Ecological correlates of mammal β-diversity in Amazonian land-bridge islands: from small- to large-bodied species

Ana Filipa Palmeirim, Maíra Benchimol, José Carlos Morante-Filho, Marcus Vinícius Vieira, Carlos A. Peres

Research output: Contribution to journalArticlepeer-review

9 Citations (Scopus)
8 Downloads (Pure)


Aim: Mega hydroelectric dams have become one of the main drivers of biodiversity loss in the lowland tropics. In these reservoirs, vertebrate studies have focused on local (α) diversity measures, whereas between‐site (β) diversity remains poorly assessed despite its pivotal importance in understanding how species diversity is structured and maintained. Here, we unravel the patterns and ecological correlates of mammal β‐diversity, including both small (SM) and midsized to large mammal species (LM) across 23 islands and two continuous forest sites within a mega hydroelectric reservoir.

Location: Balbina Hydroelectric Dam, Central Brazilian Amazonia.

Methods: Small mammals were sampled using live and pitfall traps (48,350 trap‐nights), and larger mammals using camera traps (8,160 trap‐nights). β‐diversity was examined for each group using multiplicative diversity decomposition of Hill numbers, which considers the importance of rare, common and dominant species, and tested to what extent those were related to a set of environmental characteristics measured at different spatial scales.

Results: β‐diversity for both mammal groups was higher when considering species presence–absence.
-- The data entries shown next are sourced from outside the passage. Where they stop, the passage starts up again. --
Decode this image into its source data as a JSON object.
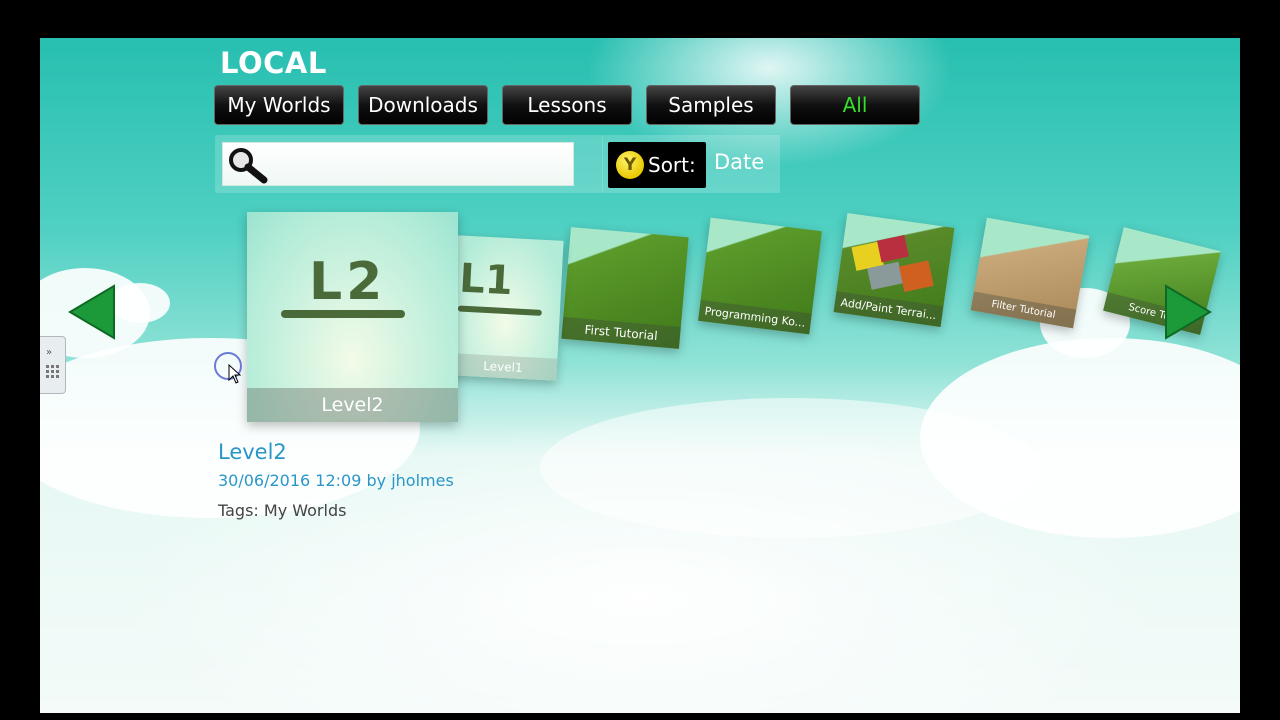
{
  "section_title": "LOCAL",
  "tabs": [
    {
      "label": "My Worlds",
      "active": false
    },
    {
      "label": "Downloads",
      "active": false
    },
    {
      "label": "Lessons",
      "active": false
    },
    {
      "label": "Samples",
      "active": false
    },
    {
      "label": "All",
      "active": true
    }
  ],
  "search": {
    "value": "",
    "placeholder": ""
  },
  "sort": {
    "button_glyph": "Y",
    "label": "Sort:",
    "value": "Date"
  },
  "carousel": {
    "selected_label": "Level2",
    "selected_drawing_text": "L2",
    "items": [
      {
        "label": "Level1",
        "drawing_text": "L1"
      },
      {
        "label": "First Tutorial"
      },
      {
        "label": "Programming Ko..."
      },
      {
        "label": "Add/Paint Terrai..."
      },
      {
        "label": "Filter Tutorial"
      },
      {
        "label": "Score Tuto"
      }
    ]
  },
  "details": {
    "title": "Level2",
    "meta": "30/06/2016 12:09 by jholmes",
    "tags": "Tags: My Worlds"
  },
  "icons": {
    "prev": "arrow-left-icon",
    "next": "arrow-right-icon",
    "search": "magnifier-icon",
    "side": "side-panel-icon"
  },
  "colors": {
    "accent_green": "#36e02a",
    "link_blue": "#2a96c8",
    "arrow_green": "#1c9a3a"
  }
}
When considering species abundance, β‐diversity was significantly higher for SM than for LM assemblages. Habitat variables, such as differences in tree species richness and percentage of old‐growth trees, were strong correlates of β‐diversity for both SMs and LMs. Conversely, β‐diversity was weakly related to patch and landscape characteristics, except for LMs, for which β‐diversity was correlated with differences in island sizes.

Main conclusions: The lower β‐diversity of LMs between smaller islands suggests subtractive homogenization of this group. Although island size plays a major role in structuring mammal α‐diversity in several land‐bridge islands, local vegetation characteristics were additional key factors determining β‐diversity for both mammal groups. Maintaining the integrity of vegetation characteristics and preventing the formation of a large set of small islands within reservoirs should be considered in long‐term management plans in both existing and planned hydropower development in lowland tropical forests.
Original languageEnglish
Pages (from-to)1109-1120
Number of pages12
JournalDiversity and Distributions
Issue number8
Early online date1 May 2018
Publication statusPublished - Aug 2018


  • biotic homogenization
  • habitat fragmentation
  • habitat quality
  • hydroelectric dams
  • species turnover
  • tropical forest

Cite this